* **The data**:
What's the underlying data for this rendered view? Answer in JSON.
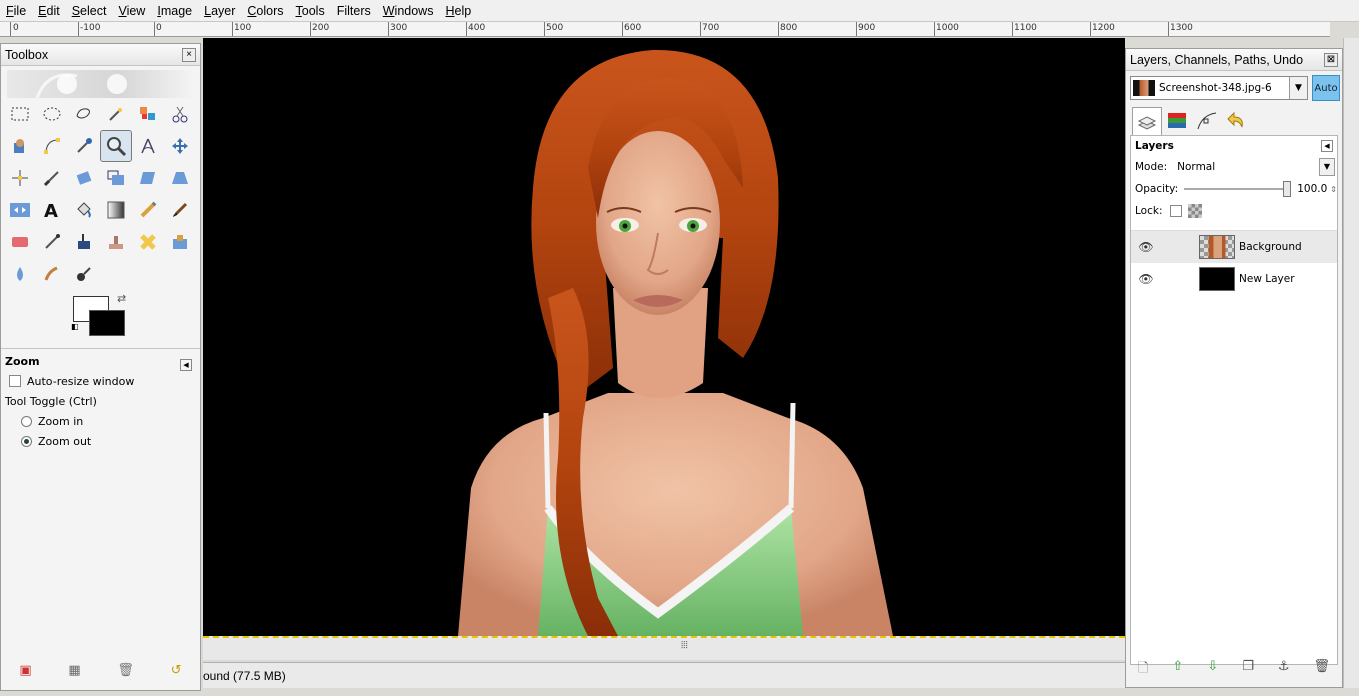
{
  "menubar": {
    "items": [
      {
        "label": "File",
        "key": "F",
        "rest": "ile"
      },
      {
        "label": "Edit",
        "key": "E",
        "rest": "dit"
      },
      {
        "label": "Select",
        "key": "S",
        "rest": "elect"
      },
      {
        "label": "View",
        "key": "V",
        "rest": "iew"
      },
      {
        "label": "Image",
        "key": "I",
        "rest": "mage"
      },
      {
        "label": "Layer",
        "key": "L",
        "rest": "ayer"
      },
      {
        "label": "Colors",
        "key": "C",
        "rest": "olors"
      },
      {
        "label": "Tools",
        "key": "T",
        "rest": "ools"
      },
      {
        "label": "Filters",
        "key": "",
        "rest": "Filters",
        "ulIndex": 4
      },
      {
        "label": "Windows",
        "key": "W",
        "rest": "indows"
      },
      {
        "label": "Help",
        "key": "H",
        "rest": "elp"
      }
    ]
  },
  "ruler": {
    "labels": [
      "0",
      "-100",
      "0",
      "100",
      "200",
      "300",
      "400",
      "500",
      "600",
      "700",
      "800",
      "900",
      "1000",
      "1100",
      "1200",
      "1300"
    ]
  },
  "toolbox": {
    "title": "Toolbox",
    "close": "×",
    "tool_options": {
      "title": "Zoom",
      "auto_resize": "Auto-resize window",
      "toggle_label": "Tool Toggle  (Ctrl)",
      "zoom_in": "Zoom in",
      "zoom_out": "Zoom out"
    }
  },
  "status": {
    "text": "ound (77.5 MB)"
  },
  "layers_dock": {
    "title": "Layers, Channels, Paths, Undo",
    "close": "⊠",
    "image_name": "Screenshot-348.jpg-6",
    "auto": "Auto",
    "panel_title": "Layers",
    "mode_label": "Mode:",
    "mode_value": "Normal",
    "opacity_label": "Opacity:",
    "opacity_value": "100.0",
    "opacity_fraction": 1.0,
    "lock_label": "Lock:",
    "layers": [
      {
        "name": "Background",
        "selected": true
      },
      {
        "name": "New Layer",
        "selected": false
      }
    ]
  },
  "colors": {
    "accent": "#7bc2ec",
    "fg": "#ffffff",
    "bg": "#000000"
  }
}
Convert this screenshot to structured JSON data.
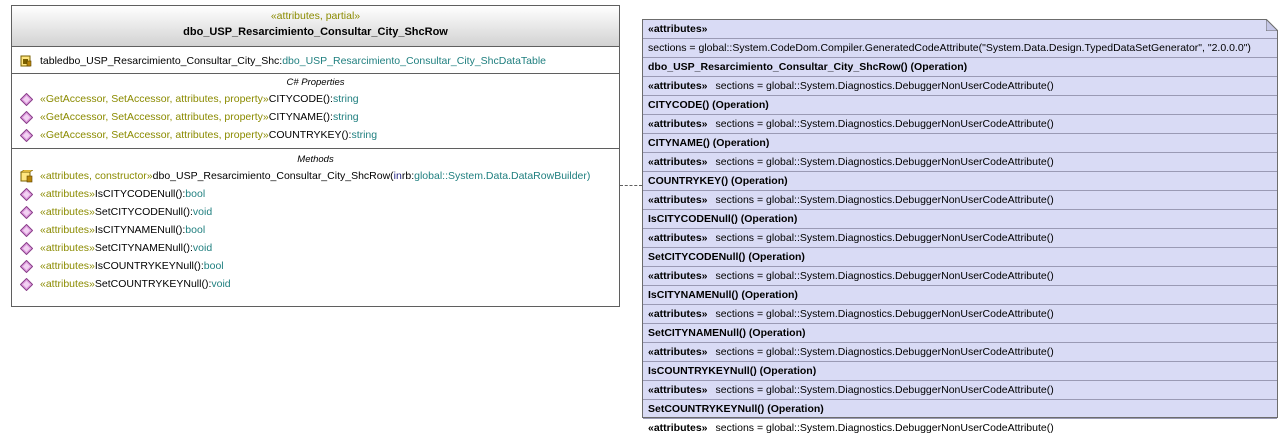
{
  "class_box": {
    "stereotype": "«attributes, partial»",
    "name": "dbo_USP_Resarcimiento_Consultar_City_ShcRow",
    "fields": [
      {
        "name": "tabledbo_USP_Resarcimiento_Consultar_City_Shc:",
        "type": "dbo_USP_Resarcimiento_Consultar_City_ShcDataTable"
      }
    ],
    "properties_title": "C# Properties",
    "properties": [
      {
        "stereotype": "«GetAccessor, SetAccessor, attributes, property»",
        "name": " CITYCODE():",
        "type": "string"
      },
      {
        "stereotype": "«GetAccessor, SetAccessor, attributes, property»",
        "name": " CITYNAME():",
        "type": "string"
      },
      {
        "stereotype": "«GetAccessor, SetAccessor, attributes, property»",
        "name": " COUNTRYKEY():",
        "type": "string"
      }
    ],
    "methods_title": "Methods",
    "constructor": {
      "stereotype": "«attributes, constructor»",
      "name": " dbo_USP_Resarcimiento_Consultar_City_ShcRow(",
      "param_kw": "in",
      "param_name": " rb:",
      "param_type": "global::System.Data.DataRowBuilder)"
    },
    "methods": [
      {
        "stereotype": "«attributes»",
        "name": " IsCITYCODENull():",
        "type": "bool"
      },
      {
        "stereotype": "«attributes»",
        "name": " SetCITYCODENull():",
        "type": "void"
      },
      {
        "stereotype": "«attributes»",
        "name": " IsCITYNAMENull():",
        "type": "bool"
      },
      {
        "stereotype": "«attributes»",
        "name": " SetCITYNAMENull():",
        "type": "void"
      },
      {
        "stereotype": "«attributes»",
        "name": " IsCOUNTRYKEYNull():",
        "type": "bool"
      },
      {
        "stereotype": "«attributes»",
        "name": " SetCOUNTRYKEYNull():",
        "type": "void"
      }
    ]
  },
  "note": {
    "header_label": "«attributes»",
    "header_value": "sections = global::System.CodeDom.Compiler.GeneratedCodeAttribute(\"System.Data.Design.TypedDataSetGenerator\", \"2.0.0.0\")",
    "entries": [
      {
        "title": "dbo_USP_Resarcimiento_Consultar_City_ShcRow() (Operation)",
        "label": "«attributes»",
        "value": "sections = global::System.Diagnostics.DebuggerNonUserCodeAttribute()"
      },
      {
        "title": "CITYCODE() (Operation)",
        "label": "«attributes»",
        "value": "sections = global::System.Diagnostics.DebuggerNonUserCodeAttribute()"
      },
      {
        "title": "CITYNAME() (Operation)",
        "label": "«attributes»",
        "value": "sections = global::System.Diagnostics.DebuggerNonUserCodeAttribute()"
      },
      {
        "title": "COUNTRYKEY() (Operation)",
        "label": "«attributes»",
        "value": "sections = global::System.Diagnostics.DebuggerNonUserCodeAttribute()"
      },
      {
        "title": "IsCITYCODENull() (Operation)",
        "label": "«attributes»",
        "value": "sections = global::System.Diagnostics.DebuggerNonUserCodeAttribute()"
      },
      {
        "title": "SetCITYCODENull() (Operation)",
        "label": "«attributes»",
        "value": "sections = global::System.Diagnostics.DebuggerNonUserCodeAttribute()"
      },
      {
        "title": "IsCITYNAMENull() (Operation)",
        "label": "«attributes»",
        "value": "sections = global::System.Diagnostics.DebuggerNonUserCodeAttribute()"
      },
      {
        "title": "SetCITYNAMENull() (Operation)",
        "label": "«attributes»",
        "value": "sections = global::System.Diagnostics.DebuggerNonUserCodeAttribute()"
      },
      {
        "title": "IsCOUNTRYKEYNull() (Operation)",
        "label": "«attributes»",
        "value": "sections = global::System.Diagnostics.DebuggerNonUserCodeAttribute()"
      },
      {
        "title": "SetCOUNTRYKEYNull() (Operation)",
        "label": "«attributes»",
        "value": "sections = global::System.Diagnostics.DebuggerNonUserCodeAttribute()"
      }
    ]
  },
  "colors": {
    "stereotype": "#8b8b00",
    "type": "#1f7f7f",
    "note_fill": "#d9dbf5",
    "member_icon": "#d98ad9"
  },
  "icons": {
    "field": "field-lock-icon",
    "property": "property-diamond-icon",
    "constructor": "constructor-lock-icon",
    "method": "method-diamond-icon"
  }
}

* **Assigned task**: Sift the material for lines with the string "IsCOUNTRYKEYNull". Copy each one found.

* **Response for this exercise**:
        "name": " IsCOUNTRYKEYNull():",
        "title": "IsCOUNTRYKEYNull() (Operation)",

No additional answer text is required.